Turkmen incumbent wins big
Despite seven candidates running against the president, Turkmenistan’s President Gurbanguly Berdimuhamedov comfortably received 97 percent of the vote as the second place candidate won 1.2 percent of it. Reuters photoTurkmenistan’s president, Gurbanguly Berdimuhamedov, scored a massive re-election victory Feb. 12 with over 97 percent of the vote in a poll where his uncritical rivals served only to make up the numbers.
Berdimuhamedov, 54, scored 97.14 percent of the vote in the Feb. 12 election, the head of the energy-rich nation’s central election commission, Orazmurat Niyazliev, told reporters, with almost 97 percent of votes counted.
Seven candidates stood against the president, who took power after the death of Saparmurat Niyazov in 2006, but all were loyal members of the elite who did not make criticisms during the campaign. The second-place candidate, according to the preliminary count, was Energy and Industry Minister Yarmukhammet Orazgulyev, who managed to win just 1.2 percent of the vote.
Crushing election victories by incumbent presidents with scores well into the 90s have become a familiar tale in the ex-Soviet Central Asian states, which are largely run by unchallenged strongmen. Berdimuhamedov’s counterpart in neighboring Kazakhstan, Nursultan Nazarbayev, secured over 95 percent of the vote in a presidential election to win a new term last year.
At polling stations Feb. 12, performers in national dress danced and sang eulogies to their president, whose word is final in a desert country of 5.5 million people bordering Iran and Afghanistan, Reuters reported. As Niyazov called himself “Turkmenbashi” (Father of All Turkmens), Berdimuhamedov is known as the “Arkadag” (Protector).

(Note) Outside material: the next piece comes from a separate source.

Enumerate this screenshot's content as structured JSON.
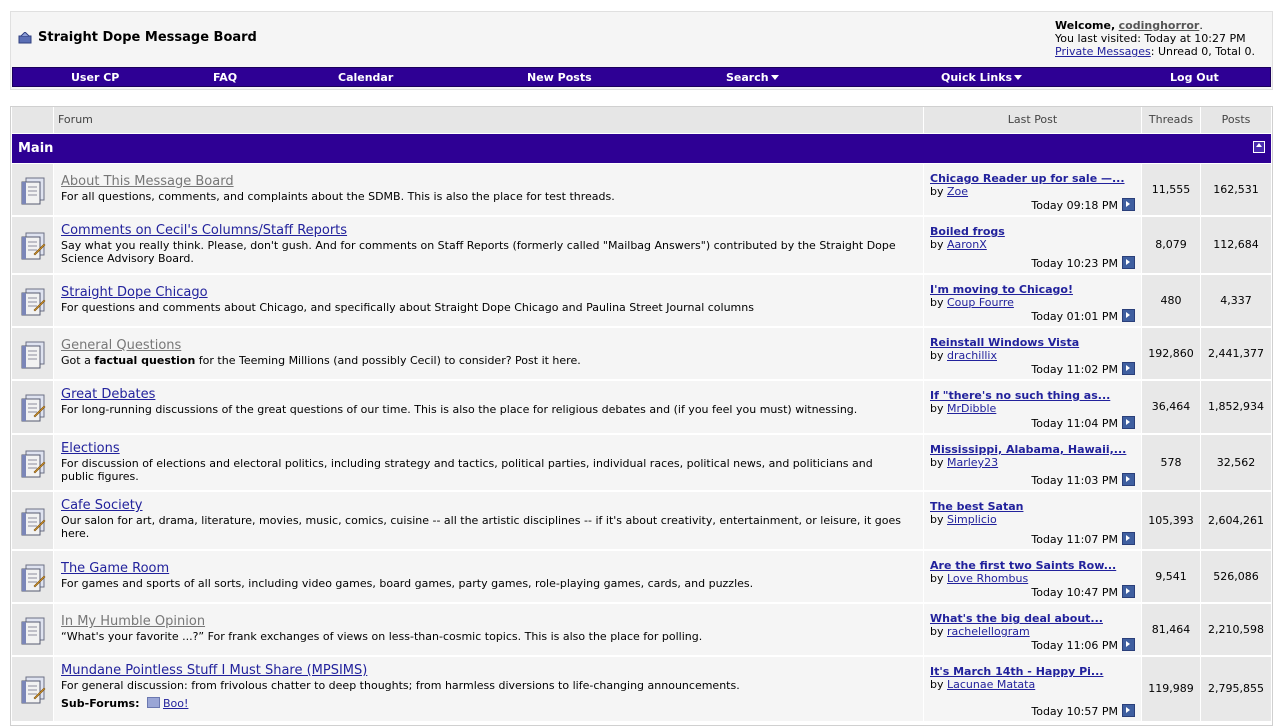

Turkmen election officials hailed a national turnout of 96.7 percent, meaning that almost all of the country’s electorate of just under 3 million cast their ballots. “This is a great number and we are happy for this. Everyone has supported our open election,” Agence France-Presse quoted Niyazliev as saying. The elections were just the third in Turkmenistan’s post-Soviet history: Niyazov won a notorious ballot in 1992 in which he was the sole candidate with 99.5 percent and was then declared president for life by Parliament in 1999.
Berdimuhamedov’s rating on Feb. 12 was an improvement from his already stratospheric results from the last presidential poll in 2007, where he scored over 89 percent. An ex-dentist who became Niyazov’s health minister after rising through the ranks of the dental profession, Berdimuhamedov has promised reform in the isolated state but major change has not yet materialized.
The Organization for Security and Co-operation in Europe (OSCE) declined to send observers after concluding that its presence would not “add value,” given the limited freedom and lack of political competition. Turkmenistan also issued no invitation for Western observers to assess the elections with a full-scale mission.